### Instructions for the task
Your job is to reproduce all of the data exactly.

### Working data
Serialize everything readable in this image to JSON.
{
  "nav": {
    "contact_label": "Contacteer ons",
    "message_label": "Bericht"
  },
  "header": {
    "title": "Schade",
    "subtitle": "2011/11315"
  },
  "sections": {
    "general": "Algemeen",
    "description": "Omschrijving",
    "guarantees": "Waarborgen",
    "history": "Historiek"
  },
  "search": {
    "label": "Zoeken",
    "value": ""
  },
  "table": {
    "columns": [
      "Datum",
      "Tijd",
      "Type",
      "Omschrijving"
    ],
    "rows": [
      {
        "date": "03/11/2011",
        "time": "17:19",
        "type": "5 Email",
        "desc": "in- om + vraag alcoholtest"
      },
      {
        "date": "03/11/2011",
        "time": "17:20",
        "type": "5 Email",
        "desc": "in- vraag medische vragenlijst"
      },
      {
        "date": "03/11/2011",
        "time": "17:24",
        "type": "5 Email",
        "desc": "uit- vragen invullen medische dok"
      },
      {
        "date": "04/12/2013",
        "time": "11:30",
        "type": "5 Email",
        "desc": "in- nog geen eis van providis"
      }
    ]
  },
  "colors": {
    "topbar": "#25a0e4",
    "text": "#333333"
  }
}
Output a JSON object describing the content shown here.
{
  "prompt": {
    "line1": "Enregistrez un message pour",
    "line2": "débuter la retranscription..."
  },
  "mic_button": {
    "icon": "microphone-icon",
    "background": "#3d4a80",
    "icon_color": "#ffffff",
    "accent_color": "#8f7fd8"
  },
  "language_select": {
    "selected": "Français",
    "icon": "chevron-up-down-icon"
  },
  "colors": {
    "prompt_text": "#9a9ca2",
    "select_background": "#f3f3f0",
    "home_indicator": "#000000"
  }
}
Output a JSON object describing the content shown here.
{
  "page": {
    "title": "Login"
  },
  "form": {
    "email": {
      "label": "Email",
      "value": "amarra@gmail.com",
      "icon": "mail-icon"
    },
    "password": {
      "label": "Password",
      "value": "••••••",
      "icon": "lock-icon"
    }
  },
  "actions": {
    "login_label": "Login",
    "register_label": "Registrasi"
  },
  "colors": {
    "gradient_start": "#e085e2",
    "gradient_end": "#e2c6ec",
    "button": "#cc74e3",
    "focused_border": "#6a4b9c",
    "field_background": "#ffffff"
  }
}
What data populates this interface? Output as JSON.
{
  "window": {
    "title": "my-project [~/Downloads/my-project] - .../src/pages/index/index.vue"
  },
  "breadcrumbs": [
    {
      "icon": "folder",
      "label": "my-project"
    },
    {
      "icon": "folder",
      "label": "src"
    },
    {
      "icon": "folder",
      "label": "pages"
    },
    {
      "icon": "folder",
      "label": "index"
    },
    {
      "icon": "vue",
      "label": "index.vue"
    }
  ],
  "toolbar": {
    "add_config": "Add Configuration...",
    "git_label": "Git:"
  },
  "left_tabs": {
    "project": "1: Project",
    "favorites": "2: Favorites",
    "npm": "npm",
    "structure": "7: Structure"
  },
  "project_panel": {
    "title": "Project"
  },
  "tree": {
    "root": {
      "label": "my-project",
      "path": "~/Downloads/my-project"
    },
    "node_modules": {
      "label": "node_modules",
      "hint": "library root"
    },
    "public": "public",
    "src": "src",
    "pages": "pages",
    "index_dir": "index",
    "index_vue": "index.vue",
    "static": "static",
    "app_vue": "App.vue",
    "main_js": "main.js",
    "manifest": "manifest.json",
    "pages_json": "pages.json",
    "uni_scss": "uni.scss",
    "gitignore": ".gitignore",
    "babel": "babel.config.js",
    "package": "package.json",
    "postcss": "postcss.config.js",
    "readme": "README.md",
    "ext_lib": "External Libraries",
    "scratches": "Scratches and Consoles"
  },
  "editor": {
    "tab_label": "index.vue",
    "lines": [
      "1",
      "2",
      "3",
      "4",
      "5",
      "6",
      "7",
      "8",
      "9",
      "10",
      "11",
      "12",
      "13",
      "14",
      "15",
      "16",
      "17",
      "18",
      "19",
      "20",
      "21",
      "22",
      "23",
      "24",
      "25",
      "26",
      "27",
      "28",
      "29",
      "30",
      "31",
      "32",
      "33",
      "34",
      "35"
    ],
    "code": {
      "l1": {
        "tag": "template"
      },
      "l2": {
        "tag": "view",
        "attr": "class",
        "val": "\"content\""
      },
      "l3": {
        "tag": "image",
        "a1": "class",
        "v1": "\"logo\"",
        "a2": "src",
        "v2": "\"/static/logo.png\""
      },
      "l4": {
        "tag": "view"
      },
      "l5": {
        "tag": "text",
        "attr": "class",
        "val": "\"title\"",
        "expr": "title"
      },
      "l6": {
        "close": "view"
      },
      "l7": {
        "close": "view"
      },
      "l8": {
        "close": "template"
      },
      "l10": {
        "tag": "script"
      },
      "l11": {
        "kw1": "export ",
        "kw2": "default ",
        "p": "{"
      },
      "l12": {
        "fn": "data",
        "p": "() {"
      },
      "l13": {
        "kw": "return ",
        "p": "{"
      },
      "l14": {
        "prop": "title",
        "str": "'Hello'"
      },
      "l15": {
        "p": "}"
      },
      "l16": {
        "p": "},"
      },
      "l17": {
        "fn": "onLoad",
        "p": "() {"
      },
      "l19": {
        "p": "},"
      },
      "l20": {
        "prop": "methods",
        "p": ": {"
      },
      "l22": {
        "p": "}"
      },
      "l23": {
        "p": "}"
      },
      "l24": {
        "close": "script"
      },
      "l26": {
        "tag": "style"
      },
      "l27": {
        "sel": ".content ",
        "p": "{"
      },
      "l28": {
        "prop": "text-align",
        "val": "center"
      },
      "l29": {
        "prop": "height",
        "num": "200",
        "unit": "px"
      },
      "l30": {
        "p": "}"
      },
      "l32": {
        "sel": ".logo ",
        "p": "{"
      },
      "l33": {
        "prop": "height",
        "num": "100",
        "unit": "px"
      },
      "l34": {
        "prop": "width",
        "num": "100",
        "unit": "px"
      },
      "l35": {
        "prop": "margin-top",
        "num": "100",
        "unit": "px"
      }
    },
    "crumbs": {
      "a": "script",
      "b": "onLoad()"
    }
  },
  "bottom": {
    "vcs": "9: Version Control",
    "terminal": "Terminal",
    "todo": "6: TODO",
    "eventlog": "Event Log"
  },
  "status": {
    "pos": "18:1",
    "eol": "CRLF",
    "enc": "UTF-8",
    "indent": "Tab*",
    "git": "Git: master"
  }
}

### Answer to this problem
Serialize everything readable in this image to JSON.
{
  "nav": {
    "contact_label": "Contacteer ons",
    "message_label": "Bericht"
  },
  "header": {
    "title": "Schade",
    "subtitle": "2011/11315"
  },
  "sections": {
    "general": "Algemeen",
    "description": "Omschrijving",
    "guarantees": "Waarborgen",
    "history": "Historiek"
  },
  "search": {
    "label": "Zoeken",
    "value": ""
  },
  "table": {
    "columns": [
      "Datum",
      "Tijd",
      "Type",
      "Omschrijving"
    ],
    "rows": [
      {
        "date": "03/11/2011",
        "time": "17:19",
        "type": "5 Email",
        "desc": "in- om + vraag alcoholtest"
      },
      {
        "date": "03/11/2011",
        "time": "17:20",
        "type": "5 Email",
        "desc": "in- vraag medische vragenlijst"
      },
      {
        "date": "03/11/2011",
        "time": "17:24",
        "type": "5 Email",
        "desc": "uit- vragen invullen medische dok"
      },
      {
        "date": "04/12/2013",
        "time": "11:30",
        "type": "5 Email",
        "desc": "in- nog geen eis van providis"
      }
    ]
  },
  "colors": {
    "topbar": "#25a0e4",
    "text": "#333333"
  }
}
Output a JSON object describing the content shown here.
{
  "prompt": {
    "line1": "Enregistrez un message pour",
    "line2": "débuter la retranscription..."
  },
  "mic_button": {
    "icon": "microphone-icon",
    "background": "#3d4a80",
    "icon_color": "#ffffff",
    "accent_color": "#8f7fd8"
  },
  "language_select": {
    "selected": "Français",
    "icon": "chevron-up-down-icon"
  },
  "colors": {
    "prompt_text": "#9a9ca2",
    "select_background": "#f3f3f0",
    "home_indicator": "#000000"
  }
}
Output a JSON object describing the content shown here.
{
  "page": {
    "title": "Login"
  },
  "form": {
    "email": {
      "label": "Email",
      "value": "amarra@gmail.com",
      "icon": "mail-icon"
    },
    "password": {
      "label": "Password",
      "value": "••••••",
      "icon": "lock-icon"
    }
  },
  "actions": {
    "login_label": "Login",
    "register_label": "Registrasi"
  },
  "colors": {
    "gradient_start": "#e085e2",
    "gradient_end": "#e2c6ec",
    "button": "#cc74e3",
    "focused_border": "#6a4b9c",
    "field_background": "#ffffff"
  }
}
What data populates this interface? Output as JSON.
{
  "window": {
    "title": "my-project [~/Downloads/my-project] - .../src/pages/index/index.vue"
  },
  "breadcrumbs": [
    {
      "icon": "folder",
      "label": "my-project"
    },
    {
      "icon": "folder",
      "label": "src"
    },
    {
      "icon": "folder",
      "label": "pages"
    },
    {
      "icon": "folder",
      "label": "index"
    },
    {
      "icon": "vue",
      "label": "index.vue"
    }
  ],
  "toolbar": {
    "add_config": "Add Configuration...",
    "git_label": "Git:"
  },
  "left_tabs": {
    "project": "1: Project",
    "favorites": "2: Favorites",
    "npm": "npm",
    "structure": "7: Structure"
  },
  "project_panel": {
    "title": "Project"
  },
  "tree": {
    "root": {
      "label": "my-project",
      "path": "~/Downloads/my-project"
    },
    "node_modules": {
      "label": "node_modules",
      "hint": "library root"
    },
    "public": "public",
    "src": "src",
    "pages": "pages",
    "index_dir": "index",
    "index_vue": "index.vue",
    "static": "static",
    "app_vue": "App.vue",
    "main_js": "main.js",
    "manifest": "manifest.json",
    "pages_json": "pages.json",
    "uni_scss": "uni.scss",
    "gitignore": ".gitignore",
    "babel": "babel.config.js",
    "package": "package.json",
    "postcss": "postcss.config.js",
    "readme": "README.md",
    "ext_lib": "External Libraries",
    "scratches": "Scratches and Consoles"
  },
  "editor": {
    "tab_label": "index.vue",
    "lines": [
      "1",
      "2",
      "3",
      "4",
      "5",
      "6",
      "7",
      "8",
      "9",
      "10",
      "11",
      "12",
      "13",
      "14",
      "15",
      "16",
      "17",
      "18",
      "19",
      "20",
      "21",
      "22",
      "23",
      "24",
      "25",
      "26",
      "27",
      "28",
      "29",
      "30",
      "31",
      "32",
      "33",
      "34",
      "35"
    ],
    "code": {
      "l1": {
        "tag": "template"
      },
      "l2": {
        "tag": "view",
        "attr": "class",
        "val": "\"content\""
      },
      "l3": {
        "tag": "image",
        "a1": "class",
        "v1": "\"logo\"",
        "a2": "src",
        "v2": "\"/static/logo.png\""
      },
      "l4": {
        "tag": "view"
      },
      "l5": {
        "tag": "text",
        "attr": "class",
        "val": "\"title\"",
        "expr": "title"
      },
      "l6": {
        "close": "view"
      },
      "l7": {
        "close": "view"
      },
      "l8": {
        "close": "template"
      },
      "l10": {
        "tag": "script"
      },
      "l11": {
        "kw1": "export ",
        "kw2": "default ",
        "p": "{"
      },
      "l12": {
        "fn": "data",
        "p": "() {"
      },
      "l13": {
        "kw": "return ",
        "p": "{"
      },
      "l14": {
        "prop": "title",
        "str": "'Hello'"
      },
      "l15": {
        "p": "}"
      },
      "l16": {
        "p": "},"
      },
      "l17": {
        "fn": "onLoad",
        "p": "() {"
      },
      "l19": {
        "p": "},"
      },
      "l20": {
        "prop": "methods",
        "p": ": {"
      },
      "l22": {
        "p": "}"
      },
      "l23": {
        "p": "}"
      },
      "l24": {
        "close": "script"
      },
      "l26": {
        "tag": "style"
      },
      "l27": {
        "sel": ".content ",
        "p": "{"
      },
      "l28": {
        "prop": "text-align",
        "val": "center"
      },
      "l29": {
        "prop": "height",
        "num": "200",
        "unit": "px"
      },
      "l30": {
        "p": "}"
      },
      "l32": {
        "sel": ".logo ",
        "p": "{"
      },
      "l33": {
        "prop": "height",
        "num": "100",
        "unit": "px"
      },
      "l34": {
        "prop": "width",
        "num": "100",
        "unit": "px"
      },
      "l35": {
        "prop": "margin-top",
        "num": "100",
        "unit": "px"
      }
    },
    "crumbs": {
      "a": "script",
      "b": "onLoad()"
    }
  },
  "bottom": {
    "vcs": "9: Version Control",
    "terminal": "Terminal",
    "todo": "6: TODO",
    "eventlog": "Event Log"
  },
  "status": {
    "pos": "18:1",
    "eol": "CRLF",
    "enc": "UTF-8",
    "indent": "Tab*",
    "git": "Git: master"
  }
}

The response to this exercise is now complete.